- TV Show
When I say that it’s time for us to stop caring so much about Star Wars, I want you to understand: When I was a kid, my obsession with Star Wars was all-encompassing. I had the original trilogy memorized — not just the lines, but the sound effects. I had a massive collection of Star Wars action figures: the Ewok village, the Y-Wing fighters, the Empire Strikes Back-era rendition of Han Solo, when he was wearing that awesome blue jacket. I collected Star Wars comics, Star Wars fan magazines, Star Wars T-shirts. I lost track of how many times I played through Shadows of the Empire on my Nintendo 64. In fifth grade, I had only one real goal in life: To write a series of books for the Star Wars Expanded Universe. The books were going to star Davin Felth, the stormtrooper who says “Look sir, droids!” in the first movie. (I can’t tell you why, exactly, I was so fascinated by such a minor character. Maybe it was his initials.)
What I’m trying to say is that Star Wars simply was my childhood. I didn’t have many friends, and I couldn’t play sports, so my obsession was splashed with a massive dollop of yearning. I wanted so badly to live in the Star Wars universe. Which meant that, for a young me, George Lucas was more than just my idol: He was a walking representation of transcendence.
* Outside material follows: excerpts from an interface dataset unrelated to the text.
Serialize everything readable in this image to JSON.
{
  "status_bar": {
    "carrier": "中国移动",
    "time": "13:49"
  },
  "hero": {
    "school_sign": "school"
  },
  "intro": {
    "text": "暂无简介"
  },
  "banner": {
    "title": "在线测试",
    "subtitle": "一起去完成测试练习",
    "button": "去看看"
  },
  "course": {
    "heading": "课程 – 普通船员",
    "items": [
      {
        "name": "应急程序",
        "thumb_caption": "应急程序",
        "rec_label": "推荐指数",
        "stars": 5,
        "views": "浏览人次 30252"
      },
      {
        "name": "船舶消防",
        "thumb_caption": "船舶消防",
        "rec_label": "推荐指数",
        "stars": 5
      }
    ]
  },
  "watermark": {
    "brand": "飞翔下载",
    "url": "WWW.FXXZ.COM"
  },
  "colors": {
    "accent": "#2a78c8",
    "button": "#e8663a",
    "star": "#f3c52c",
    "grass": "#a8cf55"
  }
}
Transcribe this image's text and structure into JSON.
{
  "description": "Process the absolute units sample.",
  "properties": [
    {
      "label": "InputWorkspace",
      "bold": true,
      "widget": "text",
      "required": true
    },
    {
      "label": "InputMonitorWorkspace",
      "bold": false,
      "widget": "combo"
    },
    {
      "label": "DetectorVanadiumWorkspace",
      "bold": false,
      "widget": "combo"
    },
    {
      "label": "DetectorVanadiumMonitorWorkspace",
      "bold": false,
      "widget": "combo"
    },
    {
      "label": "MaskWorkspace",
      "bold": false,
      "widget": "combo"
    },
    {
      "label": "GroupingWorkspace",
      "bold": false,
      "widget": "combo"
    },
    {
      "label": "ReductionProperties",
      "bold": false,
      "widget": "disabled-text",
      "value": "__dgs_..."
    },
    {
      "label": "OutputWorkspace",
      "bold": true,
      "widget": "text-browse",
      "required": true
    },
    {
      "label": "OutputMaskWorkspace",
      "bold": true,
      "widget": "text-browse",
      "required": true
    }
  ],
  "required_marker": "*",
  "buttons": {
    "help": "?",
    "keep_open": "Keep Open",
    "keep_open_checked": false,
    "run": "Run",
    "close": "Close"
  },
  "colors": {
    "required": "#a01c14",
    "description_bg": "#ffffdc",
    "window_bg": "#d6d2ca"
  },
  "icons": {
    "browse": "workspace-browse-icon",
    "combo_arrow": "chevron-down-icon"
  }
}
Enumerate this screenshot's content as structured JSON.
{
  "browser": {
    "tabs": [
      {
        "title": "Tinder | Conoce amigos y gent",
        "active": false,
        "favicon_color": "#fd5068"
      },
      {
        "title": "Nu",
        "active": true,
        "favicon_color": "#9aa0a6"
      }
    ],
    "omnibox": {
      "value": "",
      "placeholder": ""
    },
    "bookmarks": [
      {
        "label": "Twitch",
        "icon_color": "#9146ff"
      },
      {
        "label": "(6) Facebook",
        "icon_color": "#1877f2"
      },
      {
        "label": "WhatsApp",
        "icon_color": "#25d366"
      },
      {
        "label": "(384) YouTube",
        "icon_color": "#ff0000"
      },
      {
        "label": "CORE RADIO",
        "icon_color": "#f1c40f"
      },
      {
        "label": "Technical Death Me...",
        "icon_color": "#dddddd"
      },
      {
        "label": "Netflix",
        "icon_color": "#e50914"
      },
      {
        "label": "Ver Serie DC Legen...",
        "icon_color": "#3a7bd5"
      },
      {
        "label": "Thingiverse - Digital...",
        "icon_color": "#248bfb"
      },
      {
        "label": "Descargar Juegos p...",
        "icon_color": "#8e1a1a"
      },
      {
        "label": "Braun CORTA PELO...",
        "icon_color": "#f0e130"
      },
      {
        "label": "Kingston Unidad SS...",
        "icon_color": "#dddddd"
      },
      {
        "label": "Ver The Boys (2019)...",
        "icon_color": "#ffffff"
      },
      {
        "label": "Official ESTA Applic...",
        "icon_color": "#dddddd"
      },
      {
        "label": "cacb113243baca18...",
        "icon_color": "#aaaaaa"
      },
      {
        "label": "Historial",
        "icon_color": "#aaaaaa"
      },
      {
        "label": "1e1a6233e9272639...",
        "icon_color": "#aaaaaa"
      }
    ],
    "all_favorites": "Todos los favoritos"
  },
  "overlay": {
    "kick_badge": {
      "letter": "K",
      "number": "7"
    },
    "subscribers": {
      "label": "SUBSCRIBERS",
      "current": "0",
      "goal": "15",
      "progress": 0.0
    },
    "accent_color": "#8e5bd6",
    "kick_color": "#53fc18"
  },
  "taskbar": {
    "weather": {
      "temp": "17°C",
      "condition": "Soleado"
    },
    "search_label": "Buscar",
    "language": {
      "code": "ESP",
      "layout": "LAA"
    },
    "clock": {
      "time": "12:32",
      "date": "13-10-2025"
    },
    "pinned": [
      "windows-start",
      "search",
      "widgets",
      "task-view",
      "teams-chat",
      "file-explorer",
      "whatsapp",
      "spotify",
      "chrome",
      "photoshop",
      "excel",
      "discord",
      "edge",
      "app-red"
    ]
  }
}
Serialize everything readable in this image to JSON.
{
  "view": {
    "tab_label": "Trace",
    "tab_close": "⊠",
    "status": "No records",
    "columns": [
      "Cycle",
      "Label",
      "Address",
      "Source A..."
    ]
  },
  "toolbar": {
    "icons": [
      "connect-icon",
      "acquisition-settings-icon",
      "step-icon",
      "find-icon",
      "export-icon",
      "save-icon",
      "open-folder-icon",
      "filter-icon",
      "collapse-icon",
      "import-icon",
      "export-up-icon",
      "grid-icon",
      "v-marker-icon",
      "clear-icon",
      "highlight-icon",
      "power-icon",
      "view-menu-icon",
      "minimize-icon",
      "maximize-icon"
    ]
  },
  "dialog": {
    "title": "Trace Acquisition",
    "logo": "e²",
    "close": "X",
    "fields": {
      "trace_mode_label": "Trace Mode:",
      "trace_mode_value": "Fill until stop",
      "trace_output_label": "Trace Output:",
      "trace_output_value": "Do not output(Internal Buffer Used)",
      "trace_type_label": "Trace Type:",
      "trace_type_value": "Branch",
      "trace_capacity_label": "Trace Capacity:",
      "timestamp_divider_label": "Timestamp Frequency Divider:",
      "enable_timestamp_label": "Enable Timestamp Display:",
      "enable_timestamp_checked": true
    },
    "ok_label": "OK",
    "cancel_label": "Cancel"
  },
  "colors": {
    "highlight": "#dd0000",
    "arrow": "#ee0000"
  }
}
And, as it happened, I wasn’t the only one who felt that way: When I was an adolescent, the God-Cult of George Lucas was a massive cultural force. There was a Star Wars exhibit at the National Air and Space Museum. You couldn’t walk through a philosophy section of a bookstore without seeing at least five books describing how Star Wars was a modern myth, how George Lucas was heavily influenced by Joseph Campbell, how Carl Jung was all over The Empire Strikes Back. Since the ’90s were a miserable time for sci-fi/fantasy movies — Lost in Space, Dragonheart, Wing Commander — the promise of more Star Wars films just over the horizon made Lucas seem (to my young, naive eyes) like the anointed savior of the cinema.
Like every other science-fiction-loving movie fan from my generation and earlier, I can pinpoint the specific day that I lost my innocence: May 19, 1999, the day Star Wars: Episode I — The Phantom Menace opened in theaters.
There was already an anti-George Lucas movement growing in the dark corners of the Internet after the 1997 Special Editions: You know, Greedo shooting first, that ridiculous Wampa costume, the bizarre choice to make the Sarlacc Pit look like a refugee from Little Shop of Horrors. But Episode I cemented a whole Star Wars counter-myth, best expressed in the eternal cry of the betrayed Star Wars fanboy: “George Lucas raped my childhood.” That’s a sentiment that returns to the spotlight every couple years, usually when a new version of Star Wars hits DVD with additional “corrections.” Certainly, it’s the most common response to the news — reported yesterday by EW — that the new Blu-ray version of Return of the Jedi will feature Darth Vader melodramatically screaming “Nooooo!”
Believe me, there is a big part of me that wants to join the chorus of betrayed fans. But why? Why am I so angry at the man who was responsible for some of the major formative moments in my existence? Studying various Star Wars encyclopedias was a gateway drug for enjoying actual genuine history books. Watching the films on repeat taught me basic film grammar. Star Wars made me love science-fiction, so I have to thank George Lucas for indirectly pointing me onwards to Philip K. Dick, to Iain M. Banks, to Robert Heinlein and Orson Scott Card and every other great S.F. author. George Lucas can’t ruin my childhood, because my childhood already happened.
And that, I think, is why all the George Lucas hatred is fundamentally misplaced — and, in fact, why my initial gut-reaction (“Screw you, George!”) reflects much worse on me. The reason why our first response is to hate George Lucas is not because Lucas is ruining our childhoods. Far from it. Lucas is, perhaps accidentally, forcing us to admit two things: First, that our childhoods are over; and second, that the things we enjoy when we are children tend to be silly.
Because make no mistake: Star Wars is extremely, extremely silly.